• Problem:
Below are records; count the lines that hold the string "Extract" and give only the count.

• The data:
_ _ _ _ _

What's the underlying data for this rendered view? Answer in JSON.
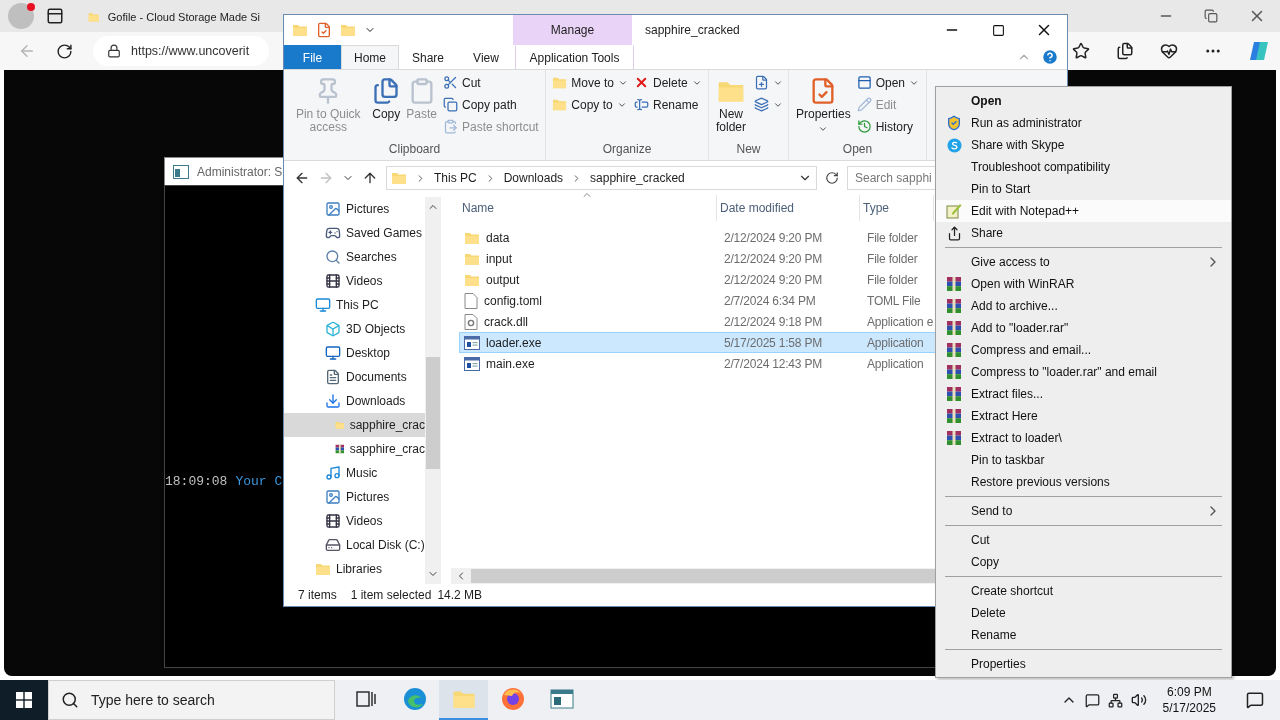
{
  "browser": {
    "tabs": [
      {
        "title": "Gofile - Cloud Storage Made Si",
        "selected": false
      }
    ],
    "address": "https://www.uncoverit"
  },
  "console": {
    "title": "Administrator: S",
    "lines": [
      {
        "time": "18:09:08",
        "message": "Your C"
      }
    ]
  },
  "explorer": {
    "title": "sapphire_cracked",
    "context_tab": {
      "group": "Manage",
      "label": "Application Tools",
      "selected": false
    },
    "ribbon_tabs": [
      {
        "label": "File",
        "kind": "file",
        "selected": false
      },
      {
        "label": "Home",
        "kind": "tab",
        "selected": true
      },
      {
        "label": "Share",
        "kind": "tab",
        "selected": false
      },
      {
        "label": "View",
        "kind": "tab",
        "selected": false
      }
    ],
    "ribbon_groups": [
      {
        "label": "Clipboard",
        "columns": [
          [
            {
              "label": "Pin to Quick access",
              "kind": "large",
              "disabled": true,
              "dropdown": false
            }
          ],
          [
            {
              "label": "Copy",
              "kind": "large",
              "disabled": false,
              "dropdown": false
            }
          ],
          [
            {
              "label": "Paste",
              "kind": "large",
              "disabled": true,
              "dropdown": false
            }
          ],
          [
            {
              "label": "Cut",
              "kind": "small",
              "disabled": false,
              "dropdown": false
            },
            {
              "label": "Copy path",
              "kind": "small",
              "disabled": false,
              "dropdown": false
            },
            {
              "label": "Paste shortcut",
              "kind": "small",
              "disabled": true,
              "dropdown": false
            }
          ]
        ]
      },
      {
        "label": "Organize",
        "columns": [
          [
            {
              "label": "Move to",
              "kind": "small",
              "disabled": false,
              "dropdown": true
            },
            {
              "label": "Copy to",
              "kind": "small",
              "disabled": false,
              "dropdown": true
            }
          ],
          [
            {
              "label": "Delete",
              "kind": "small",
              "disabled": false,
              "dropdown": true
            },
            {
              "label": "Rename",
              "kind": "small",
              "disabled": false,
              "dropdown": false
            }
          ]
        ]
      },
      {
        "label": "New",
        "columns": [
          [
            {
              "label": "New folder",
              "kind": "large",
              "disabled": false,
              "dropdown": false
            }
          ],
          [
            {
              "kind": "small",
              "disabled": false,
              "dropdown": true
            },
            {
              "kind": "small",
              "disabled": false,
              "dropdown": true
            }
          ]
        ]
      },
      {
        "label": "Open",
        "columns": [
          [
            {
              "label": "Properties",
              "kind": "large",
              "disabled": false,
              "dropdown": true
            }
          ],
          [
            {
              "label": "Open",
              "kind": "small",
              "disabled": false,
              "dropdown": true
            },
            {
              "label": "Edit",
              "kind": "small",
              "disabled": true,
              "dropdown": false
            },
            {
              "label": "History",
              "kind": "small",
              "disabled": false,
              "dropdown": false
            }
          ]
        ]
      }
    ],
    "breadcrumb": [
      "This PC",
      "Downloads",
      "sapphire_cracked"
    ],
    "search_placeholder": "Search sapphi",
    "nav_tree": {
      "scrolled_items": [
        {
          "label": "Pictures",
          "kind": "pictures",
          "selected": false
        },
        {
          "label": "Saved Games",
          "kind": "games",
          "selected": false
        },
        {
          "label": "Searches",
          "kind": "search",
          "selected": false
        },
        {
          "label": "Videos",
          "kind": "videos",
          "selected": false
        }
      ],
      "items": [
        {
          "label": "This PC",
          "kind": "pc",
          "selected": false,
          "children": [
            {
              "label": "3D Objects",
              "kind": "objects",
              "selected": false
            },
            {
              "label": "Desktop",
              "kind": "desktop",
              "selected": false
            },
            {
              "label": "Documents",
              "kind": "documents",
              "selected": false
            },
            {
              "label": "Downloads",
              "kind": "downloads",
              "selected": false,
              "children": [
                {
                  "label": "sapphire_crac",
                  "kind": "folder",
                  "selected": true
                },
                {
                  "label": "sapphire_crac",
                  "kind": "archive",
                  "selected": false
                }
              ]
            },
            {
              "label": "Music",
              "kind": "music",
              "selected": false
            },
            {
              "label": "Pictures",
              "kind": "pictures",
              "selected": false
            },
            {
              "label": "Videos",
              "kind": "videos",
              "selected": false
            },
            {
              "label": "Local Disk (C:)",
              "kind": "disk",
              "selected": false
            }
          ]
        },
        {
          "label": "Libraries",
          "kind": "libraries",
          "selected": false
        }
      ]
    },
    "columns": [
      "Name",
      "Date modified",
      "Type"
    ],
    "files": [
      {
        "name": "data",
        "date": "2/12/2024 9:20 PM",
        "type": "File folder",
        "kind": "folder",
        "selected": false
      },
      {
        "name": "input",
        "date": "2/12/2024 9:20 PM",
        "type": "File folder",
        "kind": "folder",
        "selected": false
      },
      {
        "name": "output",
        "date": "2/12/2024 9:20 PM",
        "type": "File folder",
        "kind": "folder",
        "selected": false
      },
      {
        "name": "config.toml",
        "date": "2/7/2024 6:34 PM",
        "type": "TOML File",
        "kind": "file",
        "selected": false
      },
      {
        "name": "crack.dll",
        "date": "2/12/2024 9:18 PM",
        "type": "Application e",
        "kind": "library",
        "selected": false
      },
      {
        "name": "loader.exe",
        "date": "5/17/2025 1:58 PM",
        "type": "Application",
        "kind": "program",
        "selected": true
      },
      {
        "name": "main.exe",
        "date": "2/7/2024 12:43 PM",
        "type": "Application",
        "kind": "program",
        "selected": false
      }
    ],
    "status": {
      "count": "7 items",
      "selection": "1 item selected",
      "size": "14.2 MB"
    }
  },
  "context_menu": {
    "sections": [
      [
        {
          "label": "Open",
          "kind": "plain",
          "default": true,
          "submenu": false,
          "selected": false
        },
        {
          "label": "Run as administrator",
          "kind": "shield",
          "default": false,
          "submenu": false,
          "selected": false
        },
        {
          "label": "Share with Skype",
          "kind": "skype",
          "default": false,
          "submenu": false,
          "selected": false
        },
        {
          "label": "Troubleshoot compatibility",
          "kind": "plain",
          "default": false,
          "submenu": false,
          "selected": false
        },
        {
          "label": "Pin to Start",
          "kind": "plain",
          "default": false,
          "submenu": false,
          "selected": false
        },
        {
          "label": "Edit with Notepad++",
          "kind": "notepad",
          "default": false,
          "submenu": false,
          "selected": true
        },
        {
          "label": "Share",
          "kind": "share",
          "default": false,
          "submenu": false,
          "selected": false
        }
      ],
      [
        {
          "label": "Give access to",
          "kind": "plain",
          "default": false,
          "submenu": true,
          "selected": false
        },
        {
          "label": "Open with WinRAR",
          "kind": "archive",
          "default": false,
          "submenu": false,
          "selected": false
        },
        {
          "label": "Add to archive...",
          "kind": "archive",
          "default": false,
          "submenu": false,
          "selected": false
        },
        {
          "label": "Add to \"loader.rar\"",
          "kind": "archive",
          "default": false,
          "submenu": false,
          "selected": false
        },
        {
          "label": "Compress and email...",
          "kind": "archive",
          "default": false,
          "submenu": false,
          "selected": false
        },
        {
          "label": "Compress to \"loader.rar\" and email",
          "kind": "archive",
          "default": false,
          "submenu": false,
          "selected": false
        },
        {
          "label": "Extract files...",
          "kind": "archive",
          "default": false,
          "submenu": false,
          "selected": false
        },
        {
          "label": "Extract Here",
          "kind": "archive",
          "default": false,
          "submenu": false,
          "selected": false
        },
        {
          "label": "Extract to loader\\",
          "kind": "archive",
          "default": false,
          "submenu": false,
          "selected": false
        },
        {
          "label": "Pin to taskbar",
          "kind": "plain",
          "default": false,
          "submenu": false,
          "selected": false
        },
        {
          "label": "Restore previous versions",
          "kind": "plain",
          "default": false,
          "submenu": false,
          "selected": false
        }
      ],
      [
        {
          "label": "Send to",
          "kind": "plain",
          "default": false,
          "submenu": true,
          "selected": false
        }
      ],
      [
        {
          "label": "Cut",
          "kind": "plain",
          "default": false,
          "submenu": false,
          "selected": false
        },
        {
          "label": "Copy",
          "kind": "plain",
          "default": false,
          "submenu": false,
          "selected": false
        }
      ],
      [
        {
          "label": "Create shortcut",
          "kind": "plain",
          "default": false,
          "submenu": false,
          "selected": false
        },
        {
          "label": "Delete",
          "kind": "plain",
          "default": false,
          "submenu": false,
          "selected": false
        },
        {
          "label": "Rename",
          "kind": "plain",
          "default": false,
          "submenu": false,
          "selected": false
        }
      ],
      [
        {
          "label": "Properties",
          "kind": "plain",
          "default": false,
          "submenu": false,
          "selected": false
        }
      ]
    ]
  },
  "taskbar": {
    "search_placeholder": "Type here to search",
    "apps": [
      {
        "kind": "taskview",
        "selected": false
      },
      {
        "kind": "edge",
        "selected": false
      },
      {
        "kind": "explorer",
        "selected": true
      },
      {
        "kind": "firefox",
        "selected": false
      },
      {
        "kind": "console",
        "selected": false
      }
    ],
    "time": "6:09 PM",
    "date": "5/17/2025"
  }
}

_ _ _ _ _

• Answer box:
3